───── Provided material ─────
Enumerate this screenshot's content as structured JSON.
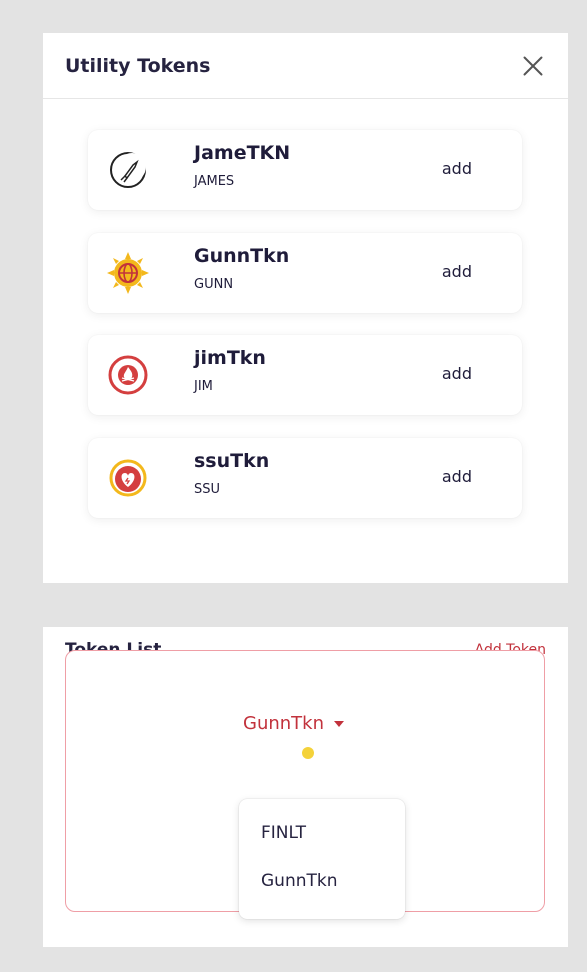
{
  "modal": {
    "title": "Utility Tokens",
    "close_icon": "close-icon"
  },
  "tokens": [
    {
      "name": "JameTKN",
      "symbol": "JAMES",
      "action": "add",
      "icon": "crescent-rocket-icon"
    },
    {
      "name": "GunnTkn",
      "symbol": "GUNN",
      "action": "add",
      "icon": "sun-globe-icon"
    },
    {
      "name": "jimTkn",
      "symbol": "JIM",
      "action": "add",
      "icon": "fire-circle-icon"
    },
    {
      "name": "ssuTkn",
      "symbol": "SSU",
      "action": "add",
      "icon": "heart-circle-icon"
    }
  ],
  "token_list": {
    "title": "Token List",
    "add_label": "Add Token",
    "selected": "GunnTkn",
    "options": [
      "FINLT",
      "GunnTkn"
    ]
  },
  "colors": {
    "accent": "#c2323c",
    "text": "#1f1c3a",
    "background": "#e3e3e3",
    "border": "#ef9ea6"
  }
}
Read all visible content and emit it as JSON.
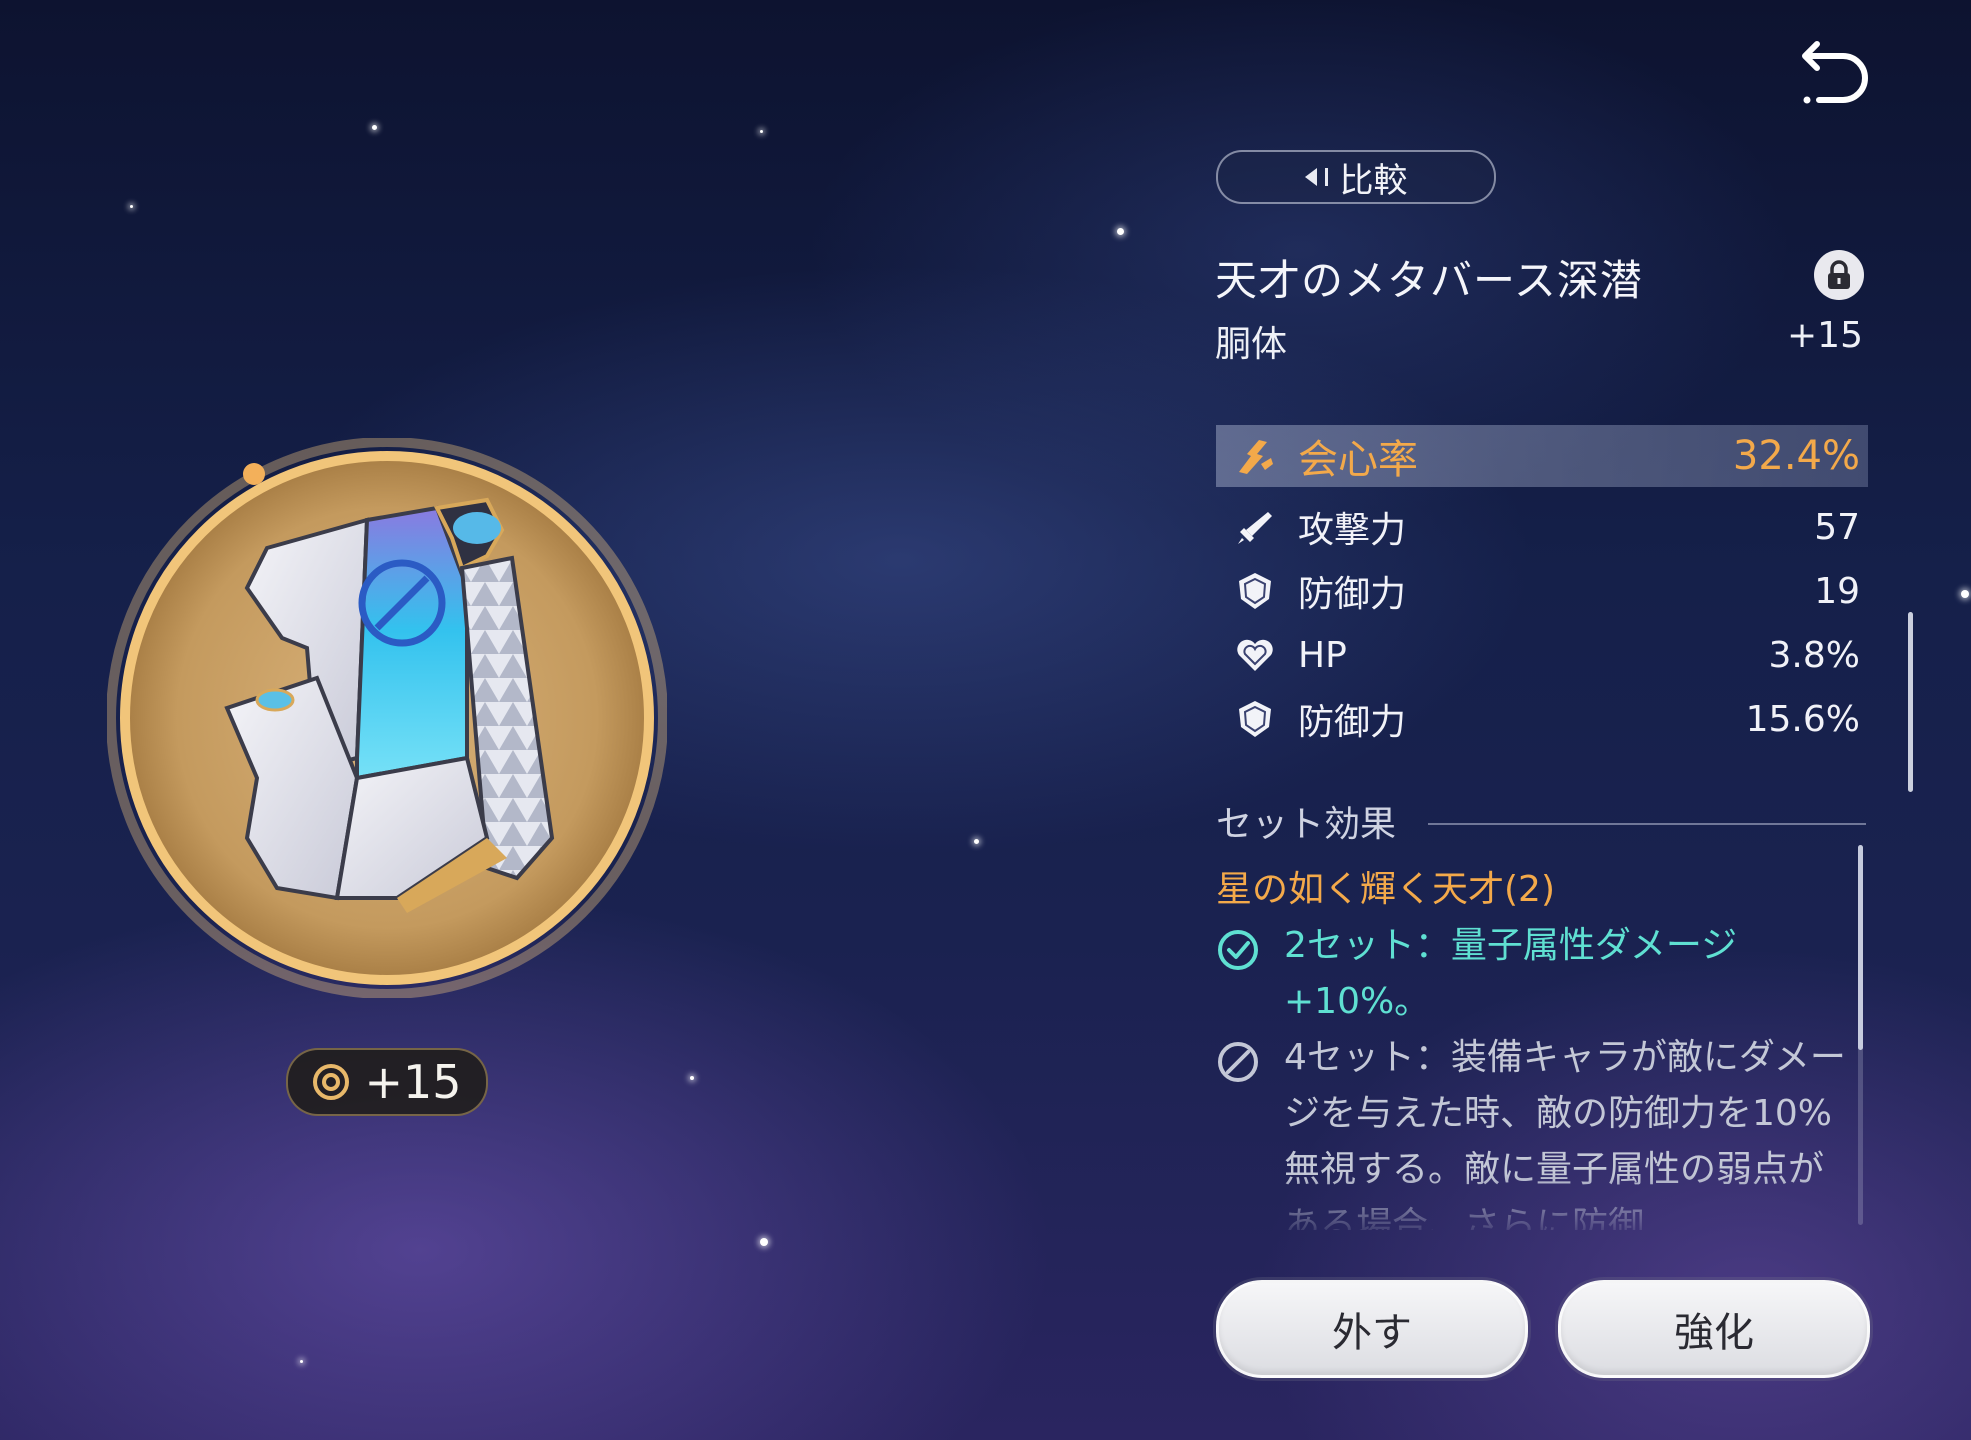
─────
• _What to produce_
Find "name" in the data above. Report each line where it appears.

• _Response area_
      "name": "JameTKN",
      "name": "GunnTkn",
      "name": "jimTkn",
      "name": "ssuTkn",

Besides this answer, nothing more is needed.